A Headline Devalues North Korea's Nuclear Test
The May 26 front-page headline that described the latest North Korean nuclear test as a "small" advance ["North Korean Nuclear Blast Draws Global Condemnation; China, Russia Decry Ally; Device Seen as Small Advance"] seemed to offer a subjective conclusion that was out of place in a straight news article. The Post's expert stated that the explosive yield was two to five times that of the 2006 North Korean test (the seismic readings on The Post's front page suggested a value of four times greater); I doubt that those who might unfortunately be exposed to such a four-fold increase in explosive power as part of a terrorist attack would deem the differences to be "small."

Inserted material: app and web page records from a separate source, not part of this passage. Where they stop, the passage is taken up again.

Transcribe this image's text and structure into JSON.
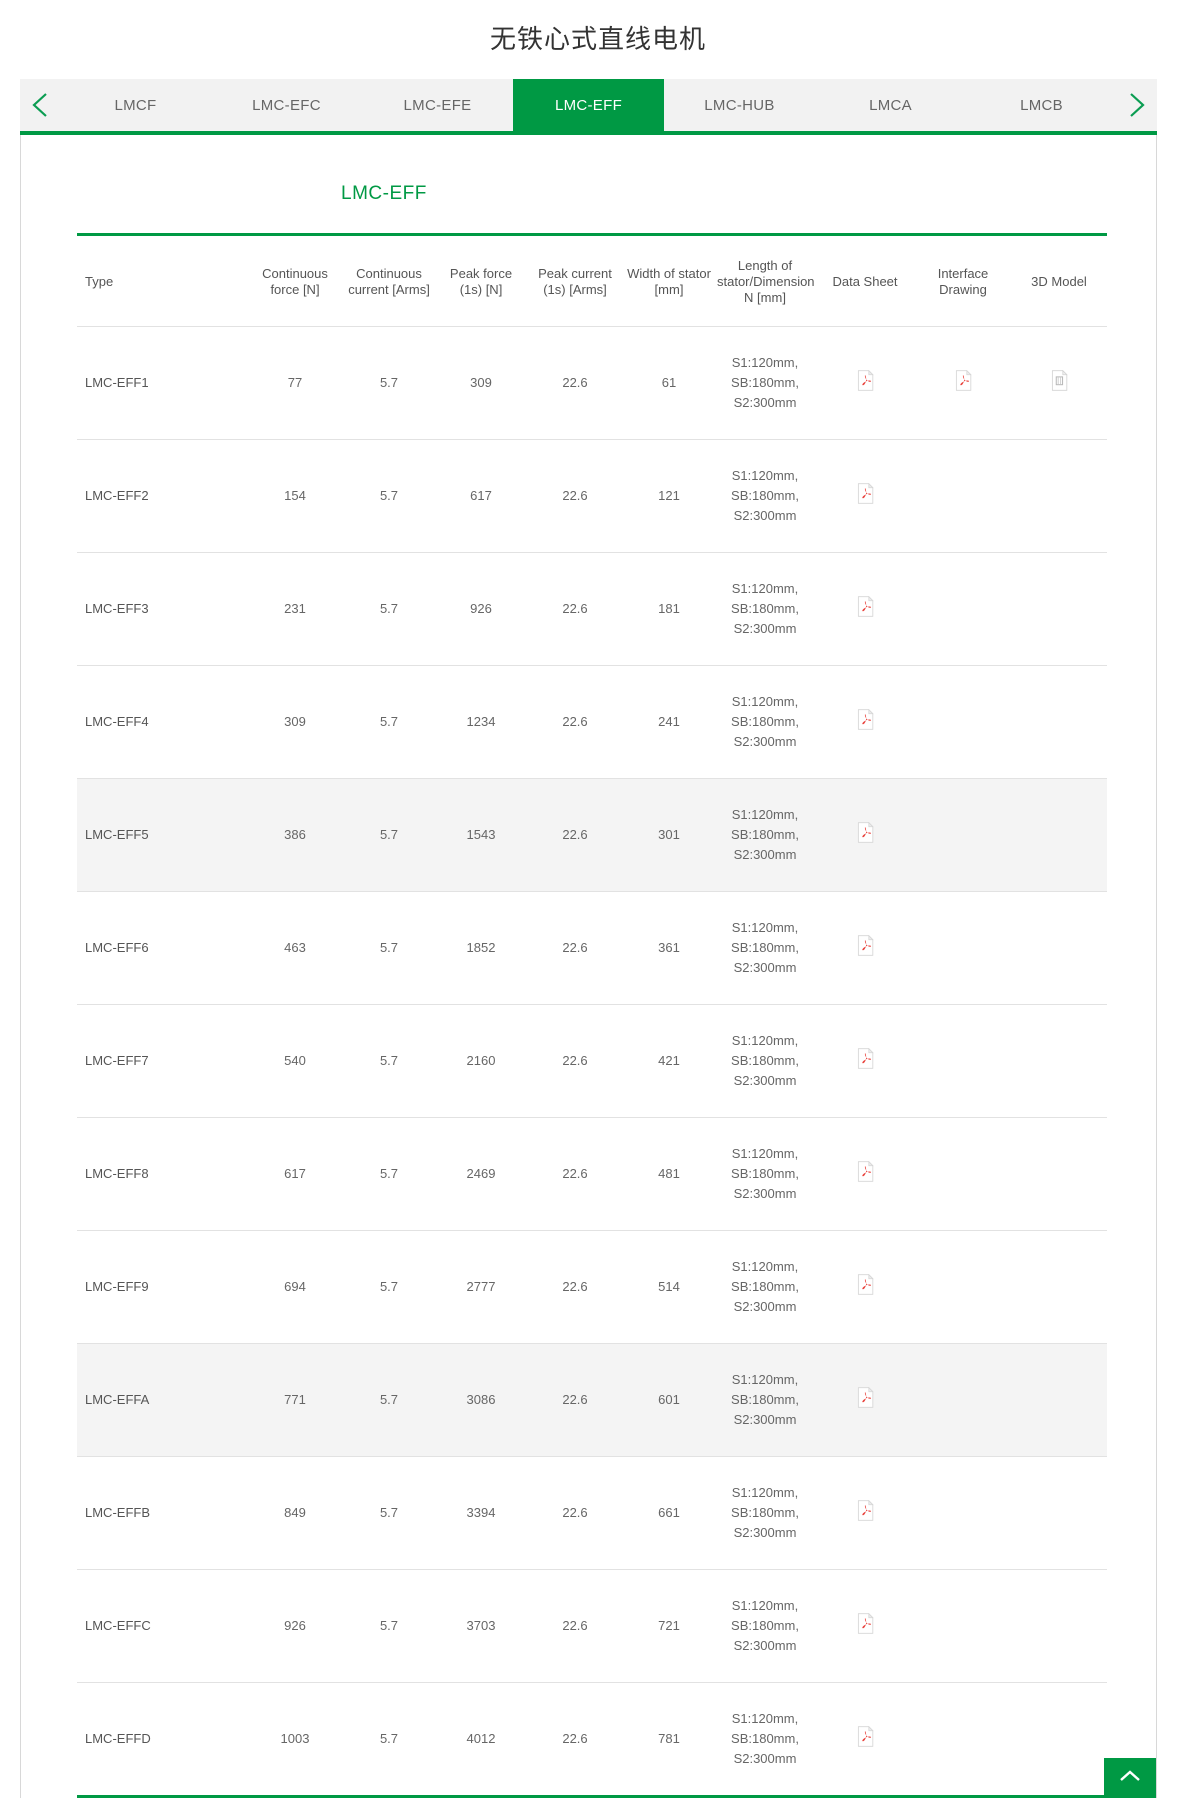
{
  "header": {
    "title": "无铁心式直线电机"
  },
  "tabs": {
    "prev_icon": "chevron-left-icon",
    "next_icon": "chevron-right-icon",
    "items": [
      {
        "label": "LMCF",
        "active": false
      },
      {
        "label": "LMC-EFC",
        "active": false
      },
      {
        "label": "LMC-EFE",
        "active": false
      },
      {
        "label": "LMC-EFF",
        "active": true
      },
      {
        "label": "LMC-HUB",
        "active": false
      },
      {
        "label": "LMCA",
        "active": false
      },
      {
        "label": "LMCB",
        "active": false
      }
    ]
  },
  "section": {
    "title": "LMC-EFF"
  },
  "table": {
    "columns": [
      "Type",
      "Continuous force [N]",
      "Continuous current [Arms]",
      "Peak force (1s) [N]",
      "Peak current (1s) [Arms]",
      "Width of stator [mm]",
      "Length of stator/Dimension N [mm]",
      "Data Sheet",
      "Interface Drawing",
      "3D Model"
    ],
    "rows": [
      {
        "type": "LMC-EFF1",
        "cont_force": "77",
        "cont_current": "5.7",
        "peak_force": "309",
        "peak_current": "22.6",
        "width": "61",
        "length": "S1:120mm,\nSB:180mm,\nS2:300mm",
        "data_sheet": "pdf-icon",
        "interface_drawing": "pdf-icon",
        "model_3d": "3d-model-icon",
        "highlight": false
      },
      {
        "type": "LMC-EFF2",
        "cont_force": "154",
        "cont_current": "5.7",
        "peak_force": "617",
        "peak_current": "22.6",
        "width": "121",
        "length": "S1:120mm,\nSB:180mm,\nS2:300mm",
        "data_sheet": "pdf-icon",
        "interface_drawing": "",
        "model_3d": "",
        "highlight": false
      },
      {
        "type": "LMC-EFF3",
        "cont_force": "231",
        "cont_current": "5.7",
        "peak_force": "926",
        "peak_current": "22.6",
        "width": "181",
        "length": "S1:120mm,\nSB:180mm,\nS2:300mm",
        "data_sheet": "pdf-icon",
        "interface_drawing": "",
        "model_3d": "",
        "highlight": false
      },
      {
        "type": "LMC-EFF4",
        "cont_force": "309",
        "cont_current": "5.7",
        "peak_force": "1234",
        "peak_current": "22.6",
        "width": "241",
        "length": "S1:120mm,\nSB:180mm,\nS2:300mm",
        "data_sheet": "pdf-icon",
        "interface_drawing": "",
        "model_3d": "",
        "highlight": false
      },
      {
        "type": "LMC-EFF5",
        "cont_force": "386",
        "cont_current": "5.7",
        "peak_force": "1543",
        "peak_current": "22.6",
        "width": "301",
        "length": "S1:120mm,\nSB:180mm,\nS2:300mm",
        "data_sheet": "pdf-icon",
        "interface_drawing": "",
        "model_3d": "",
        "highlight": true
      },
      {
        "type": "LMC-EFF6",
        "cont_force": "463",
        "cont_current": "5.7",
        "peak_force": "1852",
        "peak_current": "22.6",
        "width": "361",
        "length": "S1:120mm,\nSB:180mm,\nS2:300mm",
        "data_sheet": "pdf-icon",
        "interface_drawing": "",
        "model_3d": "",
        "highlight": false
      },
      {
        "type": "LMC-EFF7",
        "cont_force": "540",
        "cont_current": "5.7",
        "peak_force": "2160",
        "peak_current": "22.6",
        "width": "421",
        "length": "S1:120mm,\nSB:180mm,\nS2:300mm",
        "data_sheet": "pdf-icon",
        "interface_drawing": "",
        "model_3d": "",
        "highlight": false
      },
      {
        "type": "LMC-EFF8",
        "cont_force": "617",
        "cont_current": "5.7",
        "peak_force": "2469",
        "peak_current": "22.6",
        "width": "481",
        "length": "S1:120mm,\nSB:180mm,\nS2:300mm",
        "data_sheet": "pdf-icon",
        "interface_drawing": "",
        "model_3d": "",
        "highlight": false
      },
      {
        "type": "LMC-EFF9",
        "cont_force": "694",
        "cont_current": "5.7",
        "peak_force": "2777",
        "peak_current": "22.6",
        "width": "514",
        "length": "S1:120mm,\nSB:180mm,\nS2:300mm",
        "data_sheet": "pdf-icon",
        "interface_drawing": "",
        "model_3d": "",
        "highlight": false
      },
      {
        "type": "LMC-EFFA",
        "cont_force": "771",
        "cont_current": "5.7",
        "peak_force": "3086",
        "peak_current": "22.6",
        "width": "601",
        "length": "S1:120mm,\nSB:180mm,\nS2:300mm",
        "data_sheet": "pdf-icon",
        "interface_drawing": "",
        "model_3d": "",
        "highlight": true
      },
      {
        "type": "LMC-EFFB",
        "cont_force": "849",
        "cont_current": "5.7",
        "peak_force": "3394",
        "peak_current": "22.6",
        "width": "661",
        "length": "S1:120mm,\nSB:180mm,\nS2:300mm",
        "data_sheet": "pdf-icon",
        "interface_drawing": "",
        "model_3d": "",
        "highlight": false
      },
      {
        "type": "LMC-EFFC",
        "cont_force": "926",
        "cont_current": "5.7",
        "peak_force": "3703",
        "peak_current": "22.6",
        "width": "721",
        "length": "S1:120mm,\nSB:180mm,\nS2:300mm",
        "data_sheet": "pdf-icon",
        "interface_drawing": "",
        "model_3d": "",
        "highlight": false
      },
      {
        "type": "LMC-EFFD",
        "cont_force": "1003",
        "cont_current": "5.7",
        "peak_force": "4012",
        "peak_current": "22.6",
        "width": "781",
        "length": "S1:120mm,\nSB:180mm,\nS2:300mm",
        "data_sheet": "pdf-icon",
        "interface_drawing": "",
        "model_3d": "",
        "highlight": false
      }
    ]
  },
  "scroll_top": {
    "icon": "chevron-up-icon"
  },
  "colors": {
    "brand_green": "#009944",
    "tab_bar_bg": "#f2f2f2",
    "row_highlight": "#f4f4f4",
    "pdf_red": "#e8403a"
  }
}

With various news sources differing rather widely on the yield of the nuclear test, and the New York Times referring to the North Korean test as a "major advance" at the same time the Post has designated it as a "small advance," a reader pursuing this topic could be understandably confused. To maintain clarity in this complicated field, perhaps it would be best for news stories to stick to the facts and relegate the adjectives to the opinion and analysis articles.
-- Allan R. Glass